GOAL OF THE EXERCISE: Restate all of the entries exactly. Any picture in them should be skipped.

[EXTRACTED DATA — start]

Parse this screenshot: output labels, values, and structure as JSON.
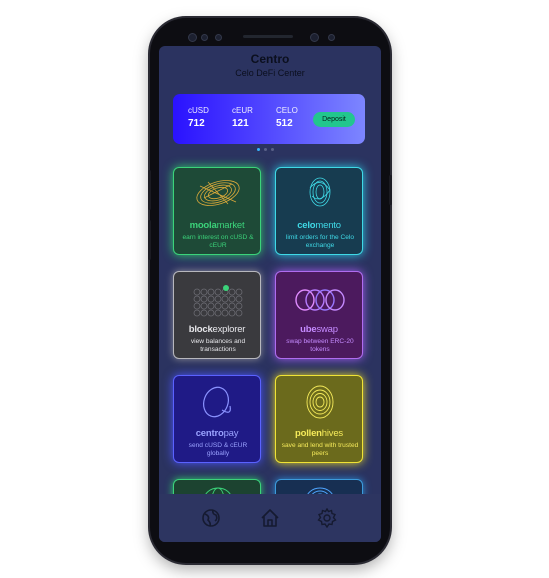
{
  "app": {
    "title": "Centro",
    "subtitle": "Celo DeFi Center"
  },
  "balances": [
    {
      "currency": "cUSD",
      "amount": "712"
    },
    {
      "currency": "cEUR",
      "amount": "121"
    },
    {
      "currency": "CELO",
      "amount": "512"
    }
  ],
  "deposit_label": "Deposit",
  "carousel": {
    "pages": 3,
    "active": 0
  },
  "tiles": [
    {
      "name_bold": "moola",
      "name_rest": "market",
      "desc": "earn interest on cUSD & cEUR",
      "color": "#3bd37a"
    },
    {
      "name_bold": "celo",
      "name_rest": "mento",
      "desc": "limit orders for the Celo exchange",
      "color": "#3fd9e6"
    },
    {
      "name_bold": "block",
      "name_rest": "explorer",
      "desc": "view balances and transactions",
      "color": "#e6e6ea"
    },
    {
      "name_bold": "ube",
      "name_rest": "swap",
      "desc": "swap between ERC-20 tokens",
      "color": "#c58bff"
    },
    {
      "name_bold": "centro",
      "name_rest": "pay",
      "desc": "send cUSD & cEUR globally",
      "color": "#8a92ff"
    },
    {
      "name_bold": "pollen",
      "name_rest": "hives",
      "desc": "save and lend with trusted peers",
      "color": "#f5ea5a"
    }
  ],
  "nav": {
    "items": [
      "globe-icon",
      "home-icon",
      "settings-icon"
    ],
    "active": "home-icon"
  }
}
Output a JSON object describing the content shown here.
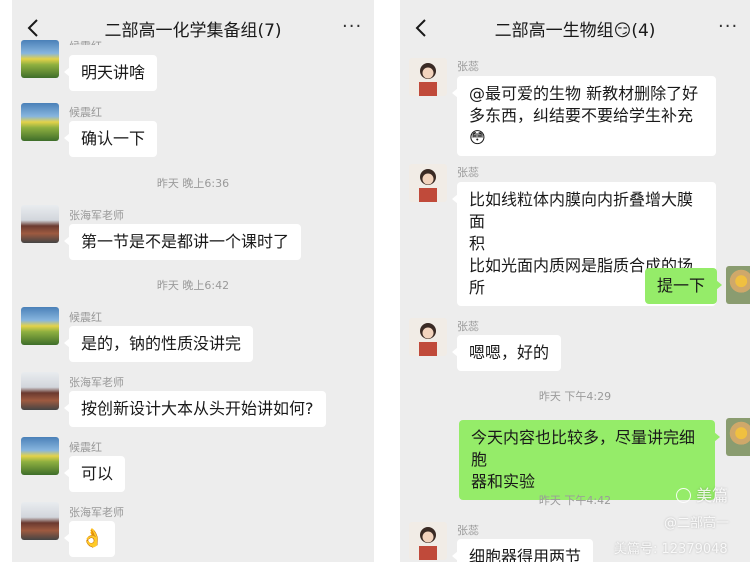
{
  "left_chat": {
    "title": "二部高一化学集备组(7)",
    "truncated_sender": "候震红",
    "messages": [
      {
        "text": "明天讲啥"
      },
      {
        "sender": "候震红",
        "text": "确认一下"
      },
      {
        "time": "昨天 晚上6:36"
      },
      {
        "sender": "张海军老师",
        "text": "第一节是不是都讲一个课时了"
      },
      {
        "time": "昨天 晚上6:42"
      },
      {
        "sender": "候震红",
        "text": "是的，钠的性质没讲完"
      },
      {
        "sender": "张海军老师",
        "text": "按创新设计大本从头开始讲如何?"
      },
      {
        "sender": "候震红",
        "text": "可以"
      },
      {
        "sender": "张海军老师",
        "text": "👌"
      }
    ]
  },
  "right_chat": {
    "title": "二部高一生物组😏(4)",
    "messages": [
      {
        "sender": "张蕊",
        "line1": "@最可爱的生物  新教材删除了好",
        "line2": "多东西，纠结要不要给学生补充",
        "line3": "😳"
      },
      {
        "sender": "张蕊",
        "line1": "比如线粒体内膜向内折叠增大膜面",
        "line2": "积",
        "line3": "比如光面内质网是脂质合成的场所"
      },
      {
        "text": "提一下"
      },
      {
        "sender": "张蕊",
        "text": "嗯嗯，好的"
      },
      {
        "time": "昨天 下午4:29"
      },
      {
        "line1": "今天内容也比较多，尽量讲完细胞",
        "line2": "器和实验"
      },
      {
        "time": "昨天 下午4:42"
      },
      {
        "sender": "张蕊",
        "text": "细胞器得用两节"
      }
    ]
  },
  "watermark": {
    "brand": "美篇",
    "handle": "@二部高一",
    "id": "美篇号: 12379048"
  },
  "icons": {
    "back": "chevron-left-icon",
    "more": "more-dots-icon"
  },
  "colors": {
    "bg": "#ededed",
    "bubble_self": "#95ec69",
    "bubble_other": "#ffffff"
  }
}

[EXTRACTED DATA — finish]

WRITTEN SOLUTION:
Parse this screenshot: output labels, values, and structure as JSON.
{
  "app": {
    "title": "Centro",
    "subtitle": "Celo DeFi Center"
  },
  "balances": [
    {
      "currency": "cUSD",
      "amount": "712"
    },
    {
      "currency": "cEUR",
      "amount": "121"
    },
    {
      "currency": "CELO",
      "amount": "512"
    }
  ],
  "deposit_label": "Deposit",
  "carousel": {
    "pages": 3,
    "active": 0
  },
  "tiles": [
    {
      "name_bold": "moola",
      "name_rest": "market",
      "desc": "earn interest on cUSD & cEUR",
      "color": "#3bd37a"
    },
    {
      "name_bold": "celo",
      "name_rest": "mento",
      "desc": "limit orders for the Celo exchange",
      "color": "#3fd9e6"
    },
    {
      "name_bold": "block",
      "name_rest": "explorer",
      "desc": "view balances and transactions",
      "color": "#e6e6ea"
    },
    {
      "name_bold": "ube",
      "name_rest": "swap",
      "desc": "swap between ERC-20 tokens",
      "color": "#c58bff"
    },
    {
      "name_bold": "centro",
      "name_rest": "pay",
      "desc": "send cUSD & cEUR globally",
      "color": "#8a92ff"
    },
    {
      "name_bold": "pollen",
      "name_rest": "hives",
      "desc": "save and lend with trusted peers",
      "color": "#f5ea5a"
    }
  ],
  "nav": {
    "items": [
      "globe-icon",
      "home-icon",
      "settings-icon"
    ],
    "active": "home-icon"
  }
}
Output a JSON object describing the content shown here.
{
  "left_chat": {
    "title": "二部高一化学集备组(7)",
    "truncated_sender": "候震红",
    "messages": [
      {
        "text": "明天讲啥"
      },
      {
        "sender": "候震红",
        "text": "确认一下"
      },
      {
        "time": "昨天 晚上6:36"
      },
      {
        "sender": "张海军老师",
        "text": "第一节是不是都讲一个课时了"
      },
      {
        "time": "昨天 晚上6:42"
      },
      {
        "sender": "候震红",
        "text": "是的，钠的性质没讲完"
      },
      {
        "sender": "张海军老师",
        "text": "按创新设计大本从头开始讲如何?"
      },
      {
        "sender": "候震红",
        "text": "可以"
      },
      {
        "sender": "张海军老师",
        "text": "👌"
      }
    ]
  },
  "right_chat": {
    "title": "二部高一生物组😏(4)",
    "messages": [
      {
        "sender": "张蕊",
        "line1": "@最可爱的生物  新教材删除了好",
        "line2": "多东西，纠结要不要给学生补充",
        "line3": "😳"
      },
      {
        "sender": "张蕊",
        "line1": "比如线粒体内膜向内折叠增大膜面",
        "line2": "积",
        "line3": "比如光面内质网是脂质合成的场所"
      },
      {
        "text": "提一下"
      },
      {
        "sender": "张蕊",
        "text": "嗯嗯，好的"
      },
      {
        "time": "昨天 下午4:29"
      },
      {
        "line1": "今天内容也比较多，尽量讲完细胞",
        "line2": "器和实验"
      },
      {
        "time": "昨天 下午4:42"
      },
      {
        "sender": "张蕊",
        "text": "细胞器得用两节"
      }
    ]
  },
  "watermark": {
    "brand": "美篇",
    "handle": "@二部高一",
    "id": "美篇号: 12379048"
  },
  "icons": {
    "back": "chevron-left-icon",
    "more": "more-dots-icon"
  },
  "colors": {
    "bg": "#ededed",
    "bubble_self": "#95ec69",
    "bubble_other": "#ffffff"
  }
}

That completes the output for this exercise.